The Lords have issued a wake-up call to those living in a field of broadband dreams
The House of Lords call for the UK government to prioritise equal broadband access for all over superfast speeds for a slim majority should be a wake-up call to policymakers all over the globe.
For several years, Informa Telecoms & Media has warned that certain quarters’ growing obsession over Mbps risks obscuring the wider debate about how governments and regulators can foster a broadband market that truly benefits all of society.
In short, politicians’ fears that the UK will somehow be “left behind” by nations with networks capable of delivering speeds of 100Mbps or more, such as Japan and South Korea, have eclipsed the very real problem of those served poorly – or not at all – by the free market for broadband services.
The major flaw in their thinking is that no one really knows exactly how superfast speeds will benefit nations and citizens. Despite the fact that well over a hundred million homes are now subscribed to next-generation services, no applications that truly require the speeds only these new networks can provide have emerged.
The counter-argument is that such applications will undoubtedly emerge, much as those that take advantage of ever-growing home computer power have. Or at the very least, people will begin streaming more video, download more games and use more existing applications at the same time. Build it and they will come, if you will.
Leaving aside the questionable wisdom of basing a multi-billion dollar critical infrastructure on a notion that was widely popularised by a movie about a man who hears voices telling him to build a baseball pitch, there is yet another flaw in this part of argument.
Our research has shown that there’s much more to fostering an Internet market than just bandwidth, such as the vibrancy of local content markets and cultural factors. For example, the average Internet user in the UK generates nearly a third more Internet traffic than their counterparts in Japan, despite the fact that tens of millions of homes in Japan are subscribed to 100Mbps services.
In other words, build it and they won’t necessarily come.
As such, ensuring equality of access seems a much more laudable goal than competing in meaningless global contest based on Mbps alone. While average Internet usage in the UK is above those of a number of its peers, you can be sure it’s much lower for those poorly served by broadband today. The UK government’s current policy risks translating and even widening this gap to a next-generation world.

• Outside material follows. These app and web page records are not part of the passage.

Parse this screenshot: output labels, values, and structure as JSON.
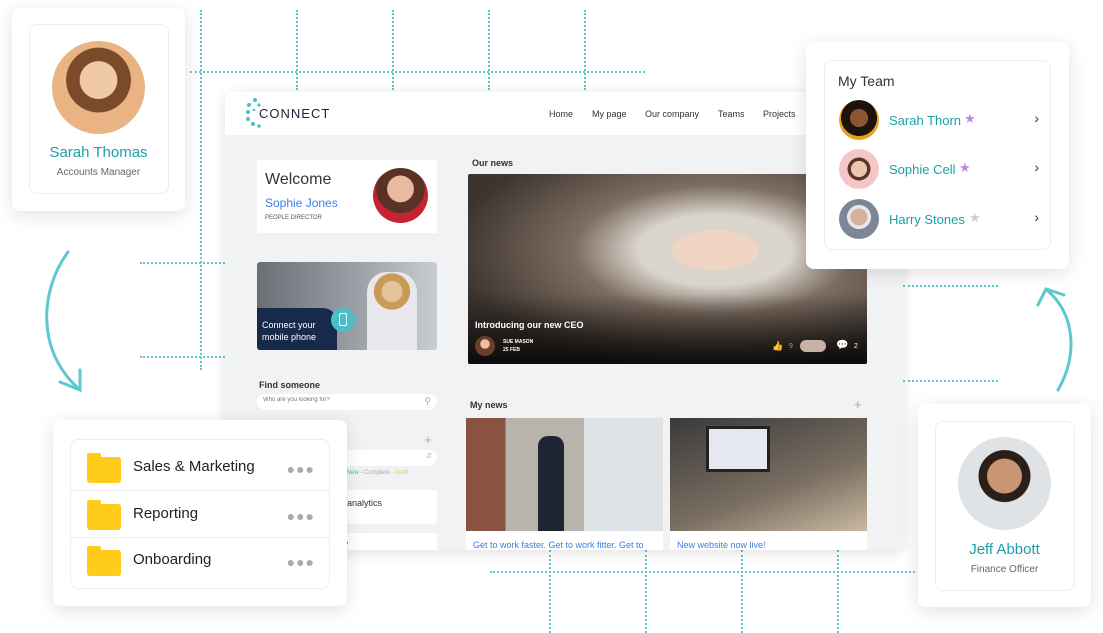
{
  "app": {
    "logo": "CONNECT",
    "nav": [
      "Home",
      "My page",
      "Our company",
      "Teams",
      "Projects"
    ]
  },
  "welcome": {
    "title": "Welcome",
    "name": "Sophie Jones",
    "role": "PEOPLE DIRECTOR"
  },
  "promo": {
    "text_line1": "Connect your",
    "text_line2": "mobile phone",
    "icon": "mobile-phone-icon"
  },
  "our_news": {
    "heading": "Our news",
    "headline": "Introducing our new CEO",
    "author": "SUE MASON",
    "date": "25 FEB",
    "likes": "9",
    "comments": "2"
  },
  "find": {
    "heading": "Find someone",
    "placeholder": "Who are you looking for?"
  },
  "tasks": {
    "status_new": "New",
    "status_complete": "Complete",
    "status_draft": "Draft",
    "items": [
      "analytics",
      "licy"
    ]
  },
  "my_news": {
    "heading": "My news",
    "items": [
      "Get to work faster. Get to work fitter. Get to",
      "New website now live!"
    ]
  },
  "profile_left": {
    "name": "Sarah Thomas",
    "role": "Accounts Manager"
  },
  "profile_right": {
    "name": "Jeff Abbott",
    "role": "Finance Officer"
  },
  "team": {
    "title": "My Team",
    "members": [
      {
        "name": "Sarah Thorn",
        "star": "#b98be0"
      },
      {
        "name": "Sophie Cell",
        "star": "#b98be0"
      },
      {
        "name": "Harry Stones",
        "star": "#cccccc"
      }
    ]
  },
  "folders": [
    "Sales & Marketing",
    "Reporting",
    "Onboarding"
  ],
  "colors": {
    "accent": "#1aa0a8",
    "folder": "#ffcc1a",
    "link": "#3b7fe0"
  }
}
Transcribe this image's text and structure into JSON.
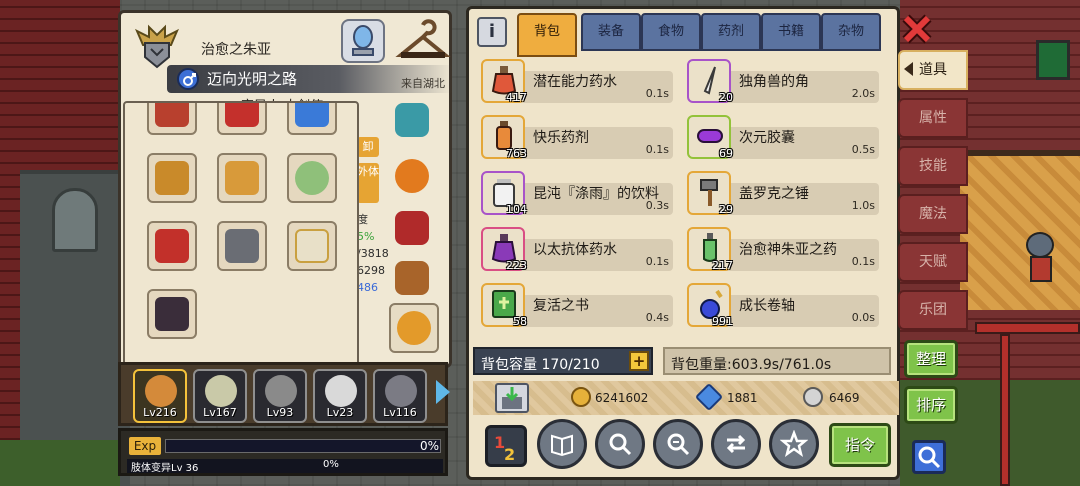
{
  "character": {
    "name": "治愈之朱亚",
    "title": "迈向光明之路",
    "origin": "来自湖北",
    "subtitle": "变异人 大剑使"
  },
  "stats_peek": {
    "btn1": "卸",
    "btn2": "外体",
    "lines": [
      "度",
      "5%",
      "/3818",
      "6298",
      "486"
    ]
  },
  "heroes": [
    {
      "level": "Lv216",
      "color": "#d48a3a"
    },
    {
      "level": "Lv167",
      "color": "#c9c9a8"
    },
    {
      "level": "Lv93",
      "color": "#8a8a8a"
    },
    {
      "level": "Lv23",
      "color": "#d9d9d9"
    },
    {
      "level": "Lv116",
      "color": "#7b7b84"
    }
  ],
  "exp": {
    "tag": "Exp",
    "percent": "0%",
    "sub_label": "肢体变异Lv 36",
    "sub_percent": "0%",
    "fill": 0
  },
  "tabs": [
    "背包",
    "装备",
    "食物",
    "药剂",
    "书籍",
    "杂物"
  ],
  "active_tab": "背包",
  "items": [
    {
      "name": "潜在能力药水",
      "count": "417",
      "time": "0.1s",
      "frame": "orange",
      "icon": "potion-orange-icon"
    },
    {
      "name": "独角兽的角",
      "count": "20",
      "time": "2.0s",
      "frame": "purple",
      "icon": "unicorn-horn-icon"
    },
    {
      "name": "快乐药剂",
      "count": "763",
      "time": "0.1s",
      "frame": "orange",
      "icon": "potion-bottle-icon"
    },
    {
      "name": "次元胶囊",
      "count": "69",
      "time": "0.5s",
      "frame": "green",
      "icon": "capsule-icon"
    },
    {
      "name": "昆沌『涤雨』的饮料",
      "count": "104",
      "time": "0.3s",
      "frame": "purple",
      "icon": "drink-jar-icon"
    },
    {
      "name": "盖罗克之锤",
      "count": "29",
      "time": "1.0s",
      "frame": "orange",
      "icon": "hammer-icon"
    },
    {
      "name": "以太抗体药水",
      "count": "223",
      "time": "0.1s",
      "frame": "pink",
      "icon": "potion-purple-icon"
    },
    {
      "name": "治愈神朱亚之药",
      "count": "217",
      "time": "0.1s",
      "frame": "orange",
      "icon": "potion-green-icon"
    },
    {
      "name": "复活之书",
      "count": "58",
      "time": "0.4s",
      "frame": "orange",
      "icon": "book-icon"
    },
    {
      "name": "成长卷轴",
      "count": "991",
      "time": "0.0s",
      "frame": "orange",
      "icon": "scroll-icon"
    }
  ],
  "capacity": "背包容量 170/210",
  "weight": "背包重量:603.9s/761.0s",
  "currency": {
    "gold": "6241602",
    "gem": "1881",
    "silver": "6469"
  },
  "command_label": "指令",
  "side_menu": [
    "道具",
    "属性",
    "技能",
    "魔法",
    "天赋",
    "乐团"
  ],
  "side_active": "道具",
  "side_buttons": {
    "sort1": "整理",
    "sort2": "排序"
  },
  "colors": {
    "accent_orange": "#efad3f",
    "tab_blue": "#5b73a0",
    "command_green": "#7fc34a",
    "side_red": "#8a3535"
  }
}
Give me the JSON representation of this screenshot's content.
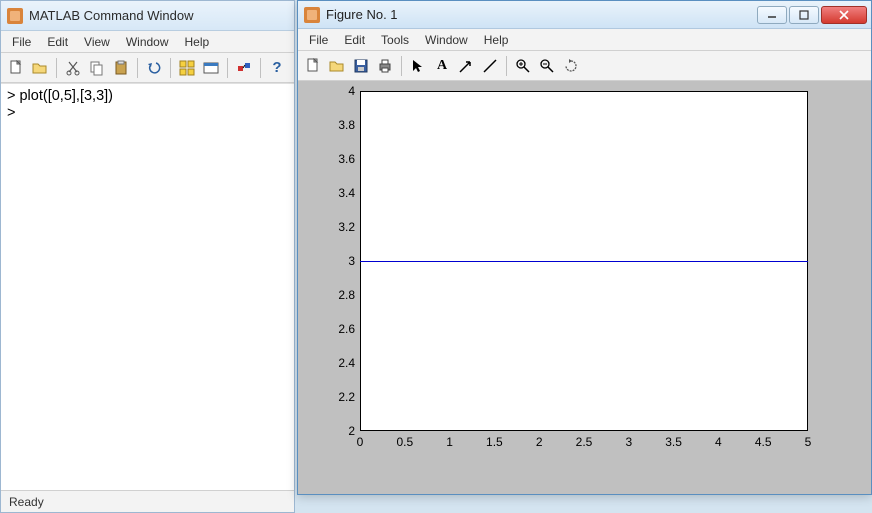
{
  "cmd": {
    "title": "MATLAB Command Window",
    "menus": {
      "file": "File",
      "edit": "Edit",
      "view": "View",
      "window": "Window",
      "help": "Help"
    },
    "body_line1": "> plot([0,5],[3,3])",
    "body_line2": ">",
    "status": "Ready",
    "help_char": "?"
  },
  "fig": {
    "title": "Figure No. 1",
    "menus": {
      "file": "File",
      "edit": "Edit",
      "tools": "Tools",
      "window": "Window",
      "help": "Help"
    },
    "tool_A": "A"
  },
  "chart_data": {
    "type": "line",
    "x": [
      0,
      5
    ],
    "y": [
      3,
      3
    ],
    "xlim": [
      0,
      5
    ],
    "ylim": [
      2,
      4
    ],
    "xticks": [
      0,
      0.5,
      1,
      1.5,
      2,
      2.5,
      3,
      3.5,
      4,
      4.5,
      5
    ],
    "yticks": [
      2,
      2.2,
      2.4,
      2.6,
      2.8,
      3,
      3.2,
      3.4,
      3.6,
      3.8,
      4
    ],
    "xlabel": "",
    "ylabel": "",
    "title": ""
  }
}
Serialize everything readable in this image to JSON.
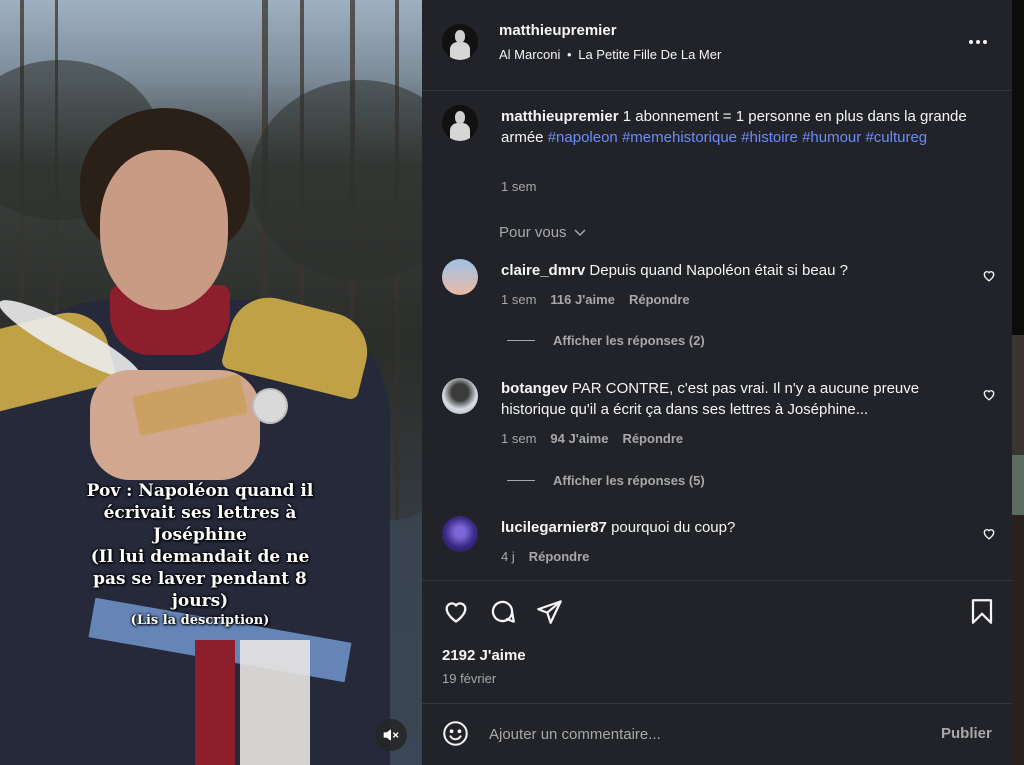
{
  "post": {
    "username": "matthieupremier",
    "music_artist": "Al Marconi",
    "music_separator": "•",
    "music_title": "La Petite Fille De La Mer",
    "more_icon": "more-horizontal-icon"
  },
  "media": {
    "overlay_lines": [
      "Pov : Napoléon quand il",
      "écrivait ses lettres à",
      "Joséphine",
      "(Il lui demandait de ne",
      "pas se laver pendant 8",
      "jours)"
    ],
    "overlay_small": "(Lis la description)",
    "mute_icon": "volume-off-icon"
  },
  "caption": {
    "username": "matthieupremier",
    "text": "1 abonnement = 1 personne en plus dans la grande armée",
    "hashtags": [
      "#napoleon",
      "#memehistorique",
      "#histoire",
      "#humour",
      "#cultureg"
    ],
    "time": "1 sem"
  },
  "sort": {
    "label": "Pour vous",
    "icon": "chevron-down-icon"
  },
  "comments": [
    {
      "username": "claire_dmrv",
      "text": "Depuis quand Napoléon était si beau ?",
      "time": "1 sem",
      "likes": "116 J'aime",
      "reply": "Répondre",
      "view_replies": "Afficher les réponses (2)"
    },
    {
      "username": "botangev",
      "text": "PAR CONTRE, c'est pas vrai. Il n'y a aucune preuve historique qu'il a écrit ça dans ses lettres à Joséphine...",
      "time": "1 sem",
      "likes": "94 J'aime",
      "reply": "Répondre",
      "view_replies": "Afficher les réponses (5)"
    },
    {
      "username": "lucilegarnier87",
      "text": "pourquoi du coup?",
      "time": "4 j",
      "likes": "",
      "reply": "Répondre",
      "view_replies": ""
    }
  ],
  "actions": {
    "like_icon": "heart-icon",
    "comment_icon": "comment-icon",
    "share_icon": "send-icon",
    "save_icon": "bookmark-icon",
    "likes_count": "2192 J'aime",
    "date": "19 février"
  },
  "composer": {
    "emoji_icon": "emoji-icon",
    "placeholder": "Ajouter un commentaire...",
    "publish_label": "Publier"
  },
  "colors": {
    "panel_bg": "#212328",
    "hashtag": "#6b8cff",
    "muted": "#a8a8a8"
  }
}
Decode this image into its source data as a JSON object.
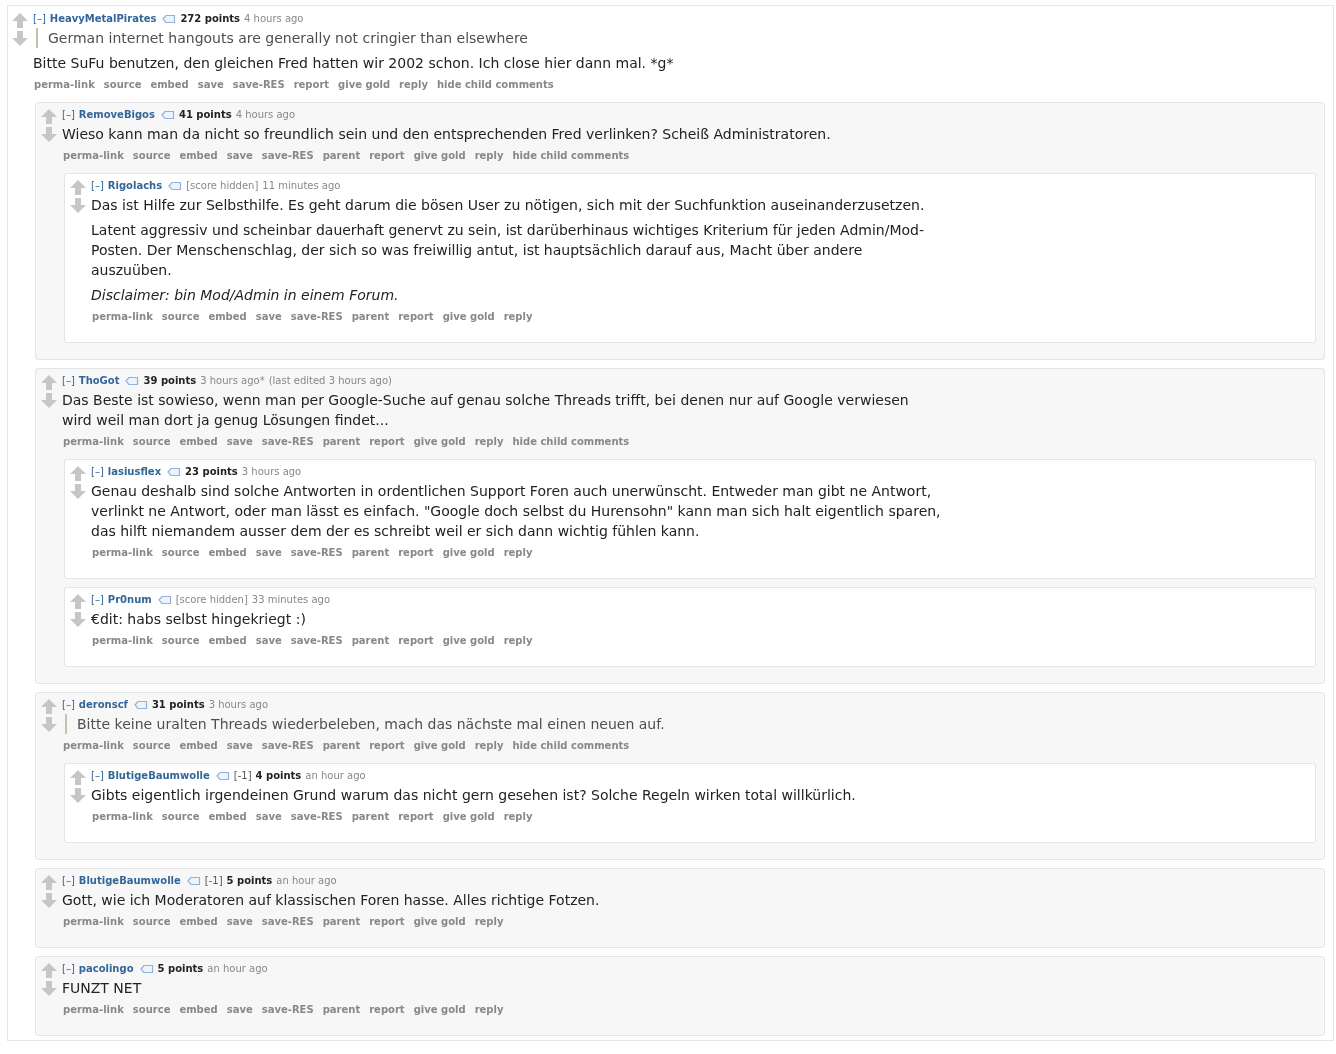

Whether the Lords’ counter-proposals are workable is another matter. The report proposes one single strategy for investment in open access “middle mile” hubs for the whole of the country, as opposed to today’s plan to rely on BT to deliver next-generation “last mile” networks to the first two-thirds of households and a mix of public/private partnership for the final third.
Various models similar to the Lords’ proposals exist, but are either unproven, struggling, or would not easily translate to the UK market. In addition, BT looks increasingly likely to mop up any use any available public funds to extend its next-generation network to the final third, as we predicted before the funding was announced (corporate subscription required).
Don’t get me wrong – I’m not against innovation or challenging the status quo. We’ve identified – and analysed – a number of examples in markets worldwide. But nothing in the Lords’ report and the UK today changes our view that the market will continue on its current lines, ultimately resulting in a next-generation infrastructure largely owned and operated by the former state-owned monopoly, BT.